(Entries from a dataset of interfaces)
.....

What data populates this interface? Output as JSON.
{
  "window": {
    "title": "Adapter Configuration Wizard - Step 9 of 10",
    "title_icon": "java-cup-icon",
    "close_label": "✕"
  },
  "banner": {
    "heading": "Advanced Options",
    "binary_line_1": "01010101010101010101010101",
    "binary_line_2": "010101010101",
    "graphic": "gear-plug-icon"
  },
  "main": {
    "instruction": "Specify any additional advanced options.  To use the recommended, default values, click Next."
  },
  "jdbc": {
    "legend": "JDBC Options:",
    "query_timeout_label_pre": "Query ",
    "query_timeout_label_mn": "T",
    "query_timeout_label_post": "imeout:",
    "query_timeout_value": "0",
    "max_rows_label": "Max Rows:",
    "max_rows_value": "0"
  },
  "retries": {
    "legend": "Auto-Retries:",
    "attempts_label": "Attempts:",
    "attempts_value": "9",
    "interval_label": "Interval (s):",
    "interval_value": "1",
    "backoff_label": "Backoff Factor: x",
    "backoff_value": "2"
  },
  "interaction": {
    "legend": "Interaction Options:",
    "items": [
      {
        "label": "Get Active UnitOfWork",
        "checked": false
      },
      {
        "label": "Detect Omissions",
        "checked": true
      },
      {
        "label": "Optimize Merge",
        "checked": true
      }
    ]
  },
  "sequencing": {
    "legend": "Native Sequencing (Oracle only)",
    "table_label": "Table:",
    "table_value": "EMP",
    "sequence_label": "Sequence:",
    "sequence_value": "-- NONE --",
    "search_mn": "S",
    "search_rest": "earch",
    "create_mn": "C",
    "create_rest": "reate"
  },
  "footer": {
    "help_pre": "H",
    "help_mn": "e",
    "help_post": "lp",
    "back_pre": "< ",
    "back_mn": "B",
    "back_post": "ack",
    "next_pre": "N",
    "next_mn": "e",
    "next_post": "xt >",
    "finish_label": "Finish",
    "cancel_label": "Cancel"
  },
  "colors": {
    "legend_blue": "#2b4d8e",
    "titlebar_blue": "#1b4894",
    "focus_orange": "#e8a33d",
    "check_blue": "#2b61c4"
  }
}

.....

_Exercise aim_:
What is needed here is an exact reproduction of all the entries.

_Exercise result_:
What data populates this interface? Output as JSON.
{
  "window": {
    "title": "Adapter Configuration Wizard - Step 9 of 10",
    "title_icon": "java-cup-icon",
    "close_label": "✕"
  },
  "banner": {
    "heading": "Advanced Options",
    "binary_line_1": "01010101010101010101010101",
    "binary_line_2": "010101010101",
    "graphic": "gear-plug-icon"
  },
  "main": {
    "instruction": "Specify any additional advanced options.  To use the recommended, default values, click Next."
  },
  "jdbc": {
    "legend": "JDBC Options:",
    "query_timeout_label_pre": "Query ",
    "query_timeout_label_mn": "T",
    "query_timeout_label_post": "imeout:",
    "query_timeout_value": "0",
    "max_rows_label": "Max Rows:",
    "max_rows_value": "0"
  },
  "retries": {
    "legend": "Auto-Retries:",
    "attempts_label": "Attempts:",
    "attempts_value": "9",
    "interval_label": "Interval (s):",
    "interval_value": "1",
    "backoff_label": "Backoff Factor: x",
    "backoff_value": "2"
  },
  "interaction": {
    "legend": "Interaction Options:",
    "items": [
      {
        "label": "Get Active UnitOfWork",
        "checked": false
      },
      {
        "label": "Detect Omissions",
        "checked": true
      },
      {
        "label": "Optimize Merge",
        "checked": true
      }
    ]
  },
  "sequencing": {
    "legend": "Native Sequencing (Oracle only)",
    "table_label": "Table:",
    "table_value": "EMP",
    "sequence_label": "Sequence:",
    "sequence_value": "-- NONE --",
    "search_mn": "S",
    "search_rest": "earch",
    "create_mn": "C",
    "create_rest": "reate"
  },
  "footer": {
    "help_pre": "H",
    "help_mn": "e",
    "help_post": "lp",
    "back_pre": "< ",
    "back_mn": "B",
    "back_post": "ack",
    "next_pre": "N",
    "next_mn": "e",
    "next_post": "xt >",
    "finish_label": "Finish",
    "cancel_label": "Cancel"
  },
  "colors": {
    "legend_blue": "#2b4d8e",
    "titlebar_blue": "#1b4894",
    "focus_orange": "#e8a33d",
    "check_blue": "#2b61c4"
  }
}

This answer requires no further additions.